I thought this would be a great companion to The Cheesemonger’s [safdf], though probably more academic and less rich in anecdote. It was probably equally as rich in anecdote, and though the authors’ passion is clear, it somehow didn’t come through nearly as well because other parts of the book felt so dry. It also doesn’t help that they’re very judgemental about what constitutes real cheese, how cheese should be made, how cheese should taste, and yes, also how you should buy and enjoy cheese.
I’m sure the experience they describe as being the only way to eat “proper” “real” cheese is very enjoyable, if expensive and time-consuming; it’s the way they present it as the only way, and as a moral choice, that somewhat bugs me, because it blames consumers and producers for problems introduced by a capitalist system in which profit is more important than most anything else. I’m not sure that if everyone did try to live the way they say cheese should be made, bought and eaten whether that would actually work.
Possibly they’re right, but being judged for enjoying Mexicana Cheese or Applewood or whatever I bought from the supermarket just gets a little wearing.
In any case, it’s a good overview of how pasteurisation and anti-microbial measures have nearly killed the old ways of making cheese, and how that can in many ways be a bad thing.

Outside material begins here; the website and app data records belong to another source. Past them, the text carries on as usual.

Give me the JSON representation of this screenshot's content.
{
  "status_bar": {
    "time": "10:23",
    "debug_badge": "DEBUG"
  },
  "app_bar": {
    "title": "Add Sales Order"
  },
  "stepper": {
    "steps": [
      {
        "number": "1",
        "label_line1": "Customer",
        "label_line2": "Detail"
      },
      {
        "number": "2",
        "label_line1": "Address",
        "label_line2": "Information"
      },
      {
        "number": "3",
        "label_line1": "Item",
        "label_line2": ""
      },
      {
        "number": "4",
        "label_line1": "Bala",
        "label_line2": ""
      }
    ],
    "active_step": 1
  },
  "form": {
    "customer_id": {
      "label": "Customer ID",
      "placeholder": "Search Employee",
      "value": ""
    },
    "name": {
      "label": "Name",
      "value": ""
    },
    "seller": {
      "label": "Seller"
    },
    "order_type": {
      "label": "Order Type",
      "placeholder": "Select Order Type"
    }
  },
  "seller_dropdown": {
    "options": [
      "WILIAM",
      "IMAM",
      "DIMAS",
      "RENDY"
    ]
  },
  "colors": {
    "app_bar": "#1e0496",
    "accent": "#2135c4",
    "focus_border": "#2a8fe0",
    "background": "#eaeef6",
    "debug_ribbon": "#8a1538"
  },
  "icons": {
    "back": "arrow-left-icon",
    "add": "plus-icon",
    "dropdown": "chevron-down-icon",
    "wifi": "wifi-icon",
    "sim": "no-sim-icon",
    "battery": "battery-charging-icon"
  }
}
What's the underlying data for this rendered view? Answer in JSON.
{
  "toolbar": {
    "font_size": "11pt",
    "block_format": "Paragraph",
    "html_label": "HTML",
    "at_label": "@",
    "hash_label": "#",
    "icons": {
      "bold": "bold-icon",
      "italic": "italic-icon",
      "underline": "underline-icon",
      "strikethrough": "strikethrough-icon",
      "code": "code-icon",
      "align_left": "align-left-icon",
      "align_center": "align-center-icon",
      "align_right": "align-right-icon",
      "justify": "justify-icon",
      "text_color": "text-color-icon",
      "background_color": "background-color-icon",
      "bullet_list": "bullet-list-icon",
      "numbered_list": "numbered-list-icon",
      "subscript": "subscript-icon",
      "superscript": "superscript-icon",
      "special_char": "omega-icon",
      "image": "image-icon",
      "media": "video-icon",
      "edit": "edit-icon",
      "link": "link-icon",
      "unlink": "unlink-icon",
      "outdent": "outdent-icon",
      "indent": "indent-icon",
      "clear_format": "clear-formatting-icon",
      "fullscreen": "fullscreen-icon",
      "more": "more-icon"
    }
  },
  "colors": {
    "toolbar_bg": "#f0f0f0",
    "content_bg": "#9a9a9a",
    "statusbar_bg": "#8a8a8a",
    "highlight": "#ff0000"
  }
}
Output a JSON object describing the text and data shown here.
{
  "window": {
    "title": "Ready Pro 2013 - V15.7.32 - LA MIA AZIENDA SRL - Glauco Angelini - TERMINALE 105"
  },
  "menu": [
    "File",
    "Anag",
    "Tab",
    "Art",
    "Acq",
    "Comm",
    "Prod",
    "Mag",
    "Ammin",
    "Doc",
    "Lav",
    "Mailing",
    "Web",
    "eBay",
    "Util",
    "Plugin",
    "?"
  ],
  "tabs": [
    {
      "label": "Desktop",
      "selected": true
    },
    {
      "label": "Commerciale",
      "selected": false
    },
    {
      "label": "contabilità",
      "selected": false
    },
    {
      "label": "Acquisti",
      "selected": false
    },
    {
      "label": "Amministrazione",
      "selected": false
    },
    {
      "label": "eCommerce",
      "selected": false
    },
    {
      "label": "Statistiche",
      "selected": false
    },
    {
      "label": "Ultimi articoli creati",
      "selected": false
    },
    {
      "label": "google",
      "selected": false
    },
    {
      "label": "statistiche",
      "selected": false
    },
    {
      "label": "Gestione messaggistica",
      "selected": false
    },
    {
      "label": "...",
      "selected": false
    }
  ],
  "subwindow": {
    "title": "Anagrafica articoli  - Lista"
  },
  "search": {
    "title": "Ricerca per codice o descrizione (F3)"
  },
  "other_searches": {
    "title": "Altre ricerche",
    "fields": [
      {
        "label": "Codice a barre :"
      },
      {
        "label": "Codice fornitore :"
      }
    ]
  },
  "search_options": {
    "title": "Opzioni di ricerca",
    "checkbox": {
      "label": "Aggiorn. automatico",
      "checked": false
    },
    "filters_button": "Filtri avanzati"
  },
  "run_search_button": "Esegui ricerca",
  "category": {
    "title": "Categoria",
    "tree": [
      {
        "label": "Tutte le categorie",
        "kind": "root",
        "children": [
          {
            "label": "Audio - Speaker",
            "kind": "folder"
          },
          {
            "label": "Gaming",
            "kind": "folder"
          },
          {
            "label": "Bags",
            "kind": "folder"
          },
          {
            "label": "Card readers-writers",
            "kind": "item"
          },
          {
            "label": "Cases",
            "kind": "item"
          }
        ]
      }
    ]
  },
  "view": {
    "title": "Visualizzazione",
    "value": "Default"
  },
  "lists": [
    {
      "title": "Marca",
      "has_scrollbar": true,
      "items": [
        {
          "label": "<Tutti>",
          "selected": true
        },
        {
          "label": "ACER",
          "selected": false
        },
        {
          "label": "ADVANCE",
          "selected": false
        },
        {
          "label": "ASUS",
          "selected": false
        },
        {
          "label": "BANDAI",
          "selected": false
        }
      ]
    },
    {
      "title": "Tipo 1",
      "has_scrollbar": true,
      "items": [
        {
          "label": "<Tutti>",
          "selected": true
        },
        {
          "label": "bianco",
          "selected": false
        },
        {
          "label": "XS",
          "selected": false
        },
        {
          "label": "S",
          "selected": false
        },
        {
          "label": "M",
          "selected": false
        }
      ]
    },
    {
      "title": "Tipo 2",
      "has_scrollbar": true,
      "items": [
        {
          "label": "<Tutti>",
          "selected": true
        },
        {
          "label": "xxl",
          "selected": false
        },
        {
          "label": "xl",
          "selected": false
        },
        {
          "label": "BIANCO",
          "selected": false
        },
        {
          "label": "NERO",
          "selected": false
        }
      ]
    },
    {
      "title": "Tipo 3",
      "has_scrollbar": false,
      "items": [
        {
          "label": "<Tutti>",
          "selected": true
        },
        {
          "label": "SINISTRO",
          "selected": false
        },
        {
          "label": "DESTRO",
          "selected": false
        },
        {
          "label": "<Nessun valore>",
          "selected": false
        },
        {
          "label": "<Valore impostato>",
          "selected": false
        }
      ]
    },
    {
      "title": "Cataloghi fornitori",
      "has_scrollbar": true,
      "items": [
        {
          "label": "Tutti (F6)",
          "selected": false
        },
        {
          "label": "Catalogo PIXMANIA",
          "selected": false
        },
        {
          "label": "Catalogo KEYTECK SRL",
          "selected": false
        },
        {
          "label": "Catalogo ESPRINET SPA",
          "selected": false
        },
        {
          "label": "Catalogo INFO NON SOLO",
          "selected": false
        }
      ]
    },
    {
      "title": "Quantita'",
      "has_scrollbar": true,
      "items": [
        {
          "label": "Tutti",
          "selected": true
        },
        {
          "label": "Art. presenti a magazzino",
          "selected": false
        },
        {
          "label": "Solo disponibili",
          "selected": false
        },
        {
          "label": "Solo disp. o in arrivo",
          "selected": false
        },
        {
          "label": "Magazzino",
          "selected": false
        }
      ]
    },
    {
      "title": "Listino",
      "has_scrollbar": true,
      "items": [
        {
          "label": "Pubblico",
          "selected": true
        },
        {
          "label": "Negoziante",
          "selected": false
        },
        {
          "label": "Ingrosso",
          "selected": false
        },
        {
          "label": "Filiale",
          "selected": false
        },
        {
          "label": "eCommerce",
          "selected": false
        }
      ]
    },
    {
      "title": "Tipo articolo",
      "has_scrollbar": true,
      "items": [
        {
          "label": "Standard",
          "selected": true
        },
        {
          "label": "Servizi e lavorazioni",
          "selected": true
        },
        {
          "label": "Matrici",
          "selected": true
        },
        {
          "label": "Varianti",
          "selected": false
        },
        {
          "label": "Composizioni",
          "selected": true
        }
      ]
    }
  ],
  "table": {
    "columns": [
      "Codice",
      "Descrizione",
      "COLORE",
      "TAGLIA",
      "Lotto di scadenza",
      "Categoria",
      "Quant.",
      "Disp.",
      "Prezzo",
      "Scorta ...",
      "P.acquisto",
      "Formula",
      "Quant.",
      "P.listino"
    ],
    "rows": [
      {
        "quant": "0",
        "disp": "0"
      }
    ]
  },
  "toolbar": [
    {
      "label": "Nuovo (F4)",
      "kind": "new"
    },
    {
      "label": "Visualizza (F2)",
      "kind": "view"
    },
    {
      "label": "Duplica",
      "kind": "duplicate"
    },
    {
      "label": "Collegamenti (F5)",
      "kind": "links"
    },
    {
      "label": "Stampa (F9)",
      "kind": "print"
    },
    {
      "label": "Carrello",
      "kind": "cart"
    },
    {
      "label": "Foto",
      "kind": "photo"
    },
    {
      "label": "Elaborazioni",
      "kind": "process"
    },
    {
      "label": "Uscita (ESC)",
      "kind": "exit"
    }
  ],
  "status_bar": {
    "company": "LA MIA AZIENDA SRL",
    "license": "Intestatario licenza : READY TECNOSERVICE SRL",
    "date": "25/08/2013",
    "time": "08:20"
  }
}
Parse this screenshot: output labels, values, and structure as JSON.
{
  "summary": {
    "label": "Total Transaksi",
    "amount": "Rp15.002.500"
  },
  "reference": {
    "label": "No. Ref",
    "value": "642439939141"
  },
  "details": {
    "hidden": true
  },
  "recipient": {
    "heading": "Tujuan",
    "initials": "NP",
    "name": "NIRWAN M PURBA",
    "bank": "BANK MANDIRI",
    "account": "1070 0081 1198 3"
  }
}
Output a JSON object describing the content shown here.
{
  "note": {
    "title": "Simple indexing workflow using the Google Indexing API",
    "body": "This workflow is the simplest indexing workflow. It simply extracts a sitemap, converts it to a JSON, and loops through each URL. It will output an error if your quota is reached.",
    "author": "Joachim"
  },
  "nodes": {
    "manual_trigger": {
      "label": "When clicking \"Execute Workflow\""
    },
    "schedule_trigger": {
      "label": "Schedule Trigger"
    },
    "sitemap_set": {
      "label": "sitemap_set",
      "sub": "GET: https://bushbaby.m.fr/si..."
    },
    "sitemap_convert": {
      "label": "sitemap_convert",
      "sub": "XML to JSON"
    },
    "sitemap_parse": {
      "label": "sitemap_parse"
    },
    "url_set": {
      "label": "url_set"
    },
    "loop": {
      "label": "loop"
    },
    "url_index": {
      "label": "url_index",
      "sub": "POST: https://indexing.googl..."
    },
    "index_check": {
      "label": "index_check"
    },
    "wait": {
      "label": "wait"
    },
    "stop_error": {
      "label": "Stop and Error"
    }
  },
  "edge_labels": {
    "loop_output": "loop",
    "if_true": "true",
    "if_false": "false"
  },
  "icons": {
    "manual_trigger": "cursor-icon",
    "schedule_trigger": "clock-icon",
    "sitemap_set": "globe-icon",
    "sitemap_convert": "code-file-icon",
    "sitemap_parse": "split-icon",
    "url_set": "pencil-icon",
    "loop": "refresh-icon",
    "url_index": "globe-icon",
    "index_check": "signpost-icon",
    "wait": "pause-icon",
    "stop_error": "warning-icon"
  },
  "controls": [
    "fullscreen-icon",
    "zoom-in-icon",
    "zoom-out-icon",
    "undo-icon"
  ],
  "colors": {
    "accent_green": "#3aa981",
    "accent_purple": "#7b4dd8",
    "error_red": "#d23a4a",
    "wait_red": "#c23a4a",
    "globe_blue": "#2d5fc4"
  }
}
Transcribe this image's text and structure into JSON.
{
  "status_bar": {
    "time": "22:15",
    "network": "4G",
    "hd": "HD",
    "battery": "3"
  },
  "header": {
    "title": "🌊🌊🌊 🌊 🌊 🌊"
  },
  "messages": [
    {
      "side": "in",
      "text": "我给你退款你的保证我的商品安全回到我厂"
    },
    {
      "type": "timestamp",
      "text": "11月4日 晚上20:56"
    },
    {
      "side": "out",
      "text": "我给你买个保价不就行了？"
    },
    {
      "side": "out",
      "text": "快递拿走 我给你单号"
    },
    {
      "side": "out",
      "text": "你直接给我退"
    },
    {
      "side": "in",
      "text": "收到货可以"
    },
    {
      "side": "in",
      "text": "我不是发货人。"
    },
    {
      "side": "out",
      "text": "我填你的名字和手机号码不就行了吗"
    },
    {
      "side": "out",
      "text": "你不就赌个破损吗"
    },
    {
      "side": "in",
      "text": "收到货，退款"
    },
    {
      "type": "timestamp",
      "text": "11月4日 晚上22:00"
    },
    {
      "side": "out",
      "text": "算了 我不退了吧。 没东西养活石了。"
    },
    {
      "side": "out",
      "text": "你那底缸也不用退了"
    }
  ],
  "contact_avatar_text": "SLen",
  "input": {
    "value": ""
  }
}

They discuss the fact that the balanced microbial communities in milk that hasn’t been pasteurised — at least in the past — tended to keep each other in balance and avoid some of the spoilage problems that modern cheese is prey to.
Their passion is clear, like I said, but it didn’t make me want to go and eat cheese like Palmer’s book did.